Sincerely,

Robert R. McGill, Esquire

Early Retirement for Disabled Federal Workers: The Appeals

While it is often stated that a Federal Disability Retirement application has three (3) stages to the process, there are additional appellate stages which must be considered, and certain additional steps and actions must be undertaken, in order to preserve the viability of the final two stages of the process.  The initial three stages are comprised of the (A) Initial Application Stage of the process in preparing and filing for Federal Disability Retirement benefits under FERS & CSRS; then (B) if it is denied at the Initial Stage, there is the Reconsideration Stage, where one may submit additional medical documentation and legal arguments, and finally (C) an appeal to the Merit Systems Protection Board, which takes the Federal Disability Retirement application out of the control and hands of the Office of Personnel Management, and allows for an Administrative Judge at the MSPB to hold a Hearing and make a determination.  

The two additional stages of the process for Federal and Postal workers who have filed for Federal Disability Retirement benefits, are:  (1)  a Petition for Full Review (which I recommend should be taken, in the event of a further denial by the Administrative Judge at the MSPB Appeal) and (2) the U.S. Court of Appeals for the Federal Circuit (which can be filed with directly after being denied at the MSPB level, skipping over the Petition for Full Review).  The last two stages of the process — the Petition for Full Review and the U.S. Court of Appeals for the Federal Circuit — will not consider any “new evidence” (except in some rare instances), but will be a review as to whether any error of law occurred.  As such, all of the previous steps of the process would be reviewed, and that is why at each and every step, it is important to know what is important in preserving one’s right to an appeal, what is a basis for an appeal, etc.

Sincerely,

Robert R. McGill, Esquire

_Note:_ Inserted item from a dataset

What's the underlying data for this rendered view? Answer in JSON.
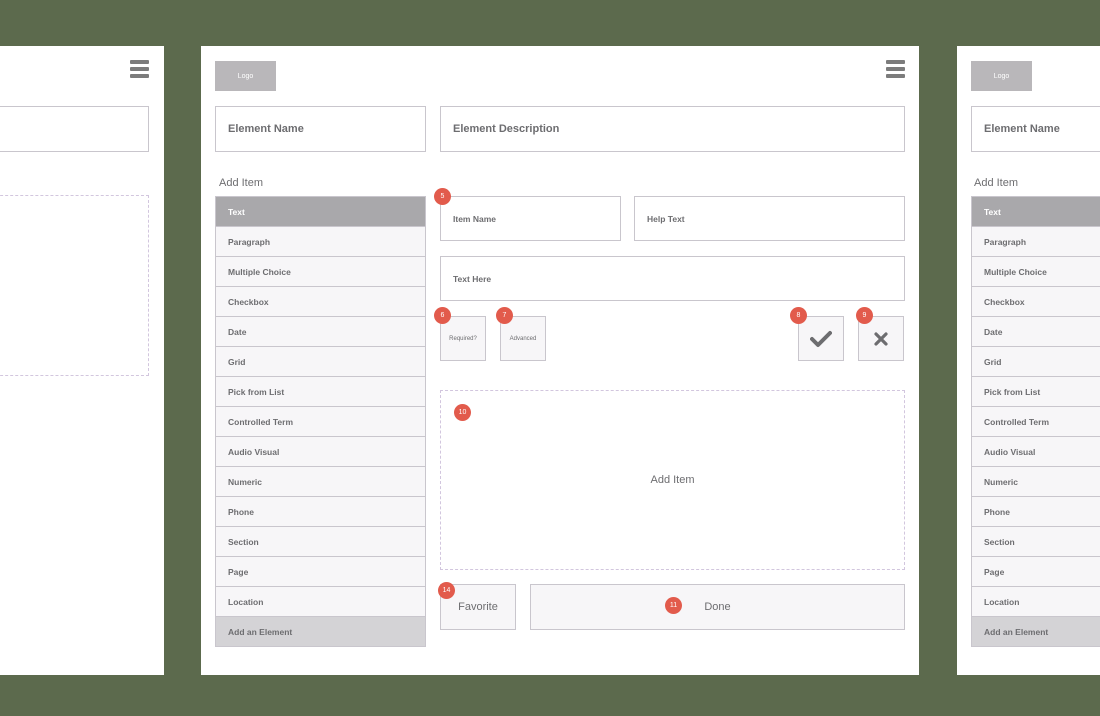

Medical Retirement Benefits for Federal & Postal Employees: Beyond the MSPB

Because filing for Federal Disability Retirement benefits under FERS & CSRS is a process which may potentially take the full stages — from the initial application stage, to the Reconsideration Stage, to the Merit Systems Protection Board; then, if denied at the MSPB, to the Petition for Full Review, and if denied there, to the Federal Circuit Court of Appeals; as a result, it is a good idea to be represented by a Federal Disability Attorney.  Remember that the last two stages of the process only allow for arguing an error of law.  To that extent, if one pauses for a moment and reflects — everything ultimately comes down to an error of law.  Very rarely is there a misinterpretation of the facts. 

In a Federal Disability Retirement case, the medical evidence is fairly straightforward.  Yes, there can be some arguments concerning the interpretation of the extent and severity of the medical conditions, but the substantive focus of disagreement between the applicant and the Office of Personnel Management normally comes down to the appropriate application of the standard of law, and whether the application has met the burden of proof and satisfied the legal criteria for eligibility.  As such, the essence of a Federal Disability Retirement application comes down to whether OPM — and subsequently the Administrative Judge — has mis-applied the law.  Thus, at each stage of the process, it is important to lay the foundation by pointing out where the error of applying the law happened — at each and every stage of the process.

Sincerely, Robert R. McGill, Esquire